Sept. 4, 2014
Public Citizen Urges FTC to Investigate the Advertising of HealthFair’s Cardiovascular Disease Screening Packages
HealthFair’s Advertising and Promotional Materials Appear Deceptive, Contain Unsubstantiated Medical Claims
WASHINGTON, D.C. – Public Citizen today called on the Federal Trade Commission (FTC) to investigate the direct-to-consumer advertising and promotional activities of the cardiovascular disease screening company HealthFair. The company’s advertising materials make unsubstantiated claims about the medical benefits of its screening packages and omit information about the risks of adverse health-related outcomes and financial harms that may result from the screenings, Public Citizen said in its letter to the FTC.
According to HealthFair’s website and print solicitations mailed directly to consumers, the company claims that its cardiovascular disease screenings have saved thousands of lives since 1998 and prevented approximately 1,000 heart attacks and strokes annually. These statements are misleading because HealthFair does not have evidence from well-controlled clinical tests proving that the screening tests save lives and prevent heart attacks and strokes in the general population its solicitations target. The FTC generally has required such evidence for those types of medical claims.
In addition, HealthFair’s advertising and promotional materials omit important information such as the type of individuals for whom certain cardiovascular screening tests are appropriate, evidence-based guidelines describing if and when such tests should be performed, and the risks of cardiovascular disease screening, particularly indiscriminate screening as promoted by HealthFair.
“The FTC Act prohibits advertisements that contain false or misleading representations or material omissions.
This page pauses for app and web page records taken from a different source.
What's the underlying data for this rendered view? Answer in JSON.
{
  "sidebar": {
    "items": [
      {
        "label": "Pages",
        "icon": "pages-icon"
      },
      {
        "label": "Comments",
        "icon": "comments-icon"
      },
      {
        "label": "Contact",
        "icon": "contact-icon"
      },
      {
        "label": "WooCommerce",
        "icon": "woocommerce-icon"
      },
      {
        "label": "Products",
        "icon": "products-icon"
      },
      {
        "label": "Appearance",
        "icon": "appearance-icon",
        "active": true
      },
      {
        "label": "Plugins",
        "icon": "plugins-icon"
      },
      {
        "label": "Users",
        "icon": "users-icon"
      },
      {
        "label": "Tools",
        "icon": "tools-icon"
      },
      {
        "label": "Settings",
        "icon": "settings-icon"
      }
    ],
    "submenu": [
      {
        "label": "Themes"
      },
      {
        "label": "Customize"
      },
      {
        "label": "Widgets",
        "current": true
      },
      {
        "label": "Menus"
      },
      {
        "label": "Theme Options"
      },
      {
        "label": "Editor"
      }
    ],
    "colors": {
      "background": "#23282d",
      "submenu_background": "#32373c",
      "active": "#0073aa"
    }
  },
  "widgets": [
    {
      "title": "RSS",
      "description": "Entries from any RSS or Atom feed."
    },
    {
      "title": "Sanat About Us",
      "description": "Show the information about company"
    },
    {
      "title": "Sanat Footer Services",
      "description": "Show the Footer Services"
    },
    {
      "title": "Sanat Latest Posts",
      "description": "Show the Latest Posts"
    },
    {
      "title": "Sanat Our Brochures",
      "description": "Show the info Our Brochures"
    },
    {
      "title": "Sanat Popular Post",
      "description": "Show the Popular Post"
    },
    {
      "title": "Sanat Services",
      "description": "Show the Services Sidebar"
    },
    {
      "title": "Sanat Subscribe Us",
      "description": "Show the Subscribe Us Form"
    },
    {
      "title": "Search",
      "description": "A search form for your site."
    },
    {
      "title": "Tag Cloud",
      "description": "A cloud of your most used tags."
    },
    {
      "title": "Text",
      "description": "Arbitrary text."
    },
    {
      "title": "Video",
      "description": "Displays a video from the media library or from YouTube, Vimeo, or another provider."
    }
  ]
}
HealthFair has violated these prohibitions in its advertisements and promotional materials,” said Dr. Michael Carome, director of Public Citizen’s Health Research Group. “The company’s materials have duped large numbers of consumers into undergoing unnecessary and inappropriate cardiovascular disease screening tests, thereby exposing them to risks of physical, psychological and financial harms that can result from false positive screening tests, overdiagnosis and overtreatment. Given the scope of HealthFair’s operations, it is imperative that the FTC investigate.”
In June, Public Citizen sent letters to 20 hospitals and health care institutions urging them to sever their relationships with HealthFair. Since then:
- Three hospitals have signaled that they have terminated or plan to terminate their partnership with the company: Memorial Healthcare System in Hollywood, Fla.; Dignity Health-California Hospital Medical Center in Los Angeles, Calif.; and Dignity Health-St. Bernadine Medical Center in San Bernardino, Calif.
- The American College of Cardiology and American College of Physicians have come out in support of Public Citizen’s position.
- The U.S. Preventive Services Task Force issued an updated recommendation against screening the general population for asymptomatic carotid artery stenosis in the general population to prevent strokes, one of the screening tests widely promoted by HealthFair.
- Public Citizen asked The Joint Commission to investigate whether HealthFair or its partners ever misled consumers to believe that HealthFair was accredited by The Joint Commission when it was not. Mark R. Chassin, president and chief executive officer of The Joint Commission, issued a statement saying that the commission would contact all hospitals and health care organizations partnered with HealthFair, inform them that HealthFair is no longer accredited, and request that they revise their promotional materials accordingly.
Public Citizen today sent follow-up letters to all of the hospitals outlining those developments and again urging those hospitals and health care institutions that still have a partnership with HealthFair to sever their ties with the company.
Seven of these hospitals and health care institutions are affiliated with medical schools, and two others have family medicine residency programs. In its letters to these nine institutions, Public Citizen stated that their mission and obligation as academic medical organizations to teach medical students and medical residents the most up-to-date, evidence-based medical practice is incompatible with their sponsorship and promotion of HealthFair’s non-evidence based cardiovascular disease screening programs.
“We applaud those hospitals that have made the right choice to sever their relationships with HealthFair,” said Carome. “Hospitals that promote HealthFair’s screening programs do a great disservice to the communities that they serve and to public health more broadly. We hope more hospitals will act swiftly to end their contracts.”
Read the letter to the FTC.
The 20 letters were sent to hospitals and health care institutions in Arizona, California, Florida, Illinois, Indiana, Iowa, Ohio and Virginia. View a list of the hospitals and health care institutions.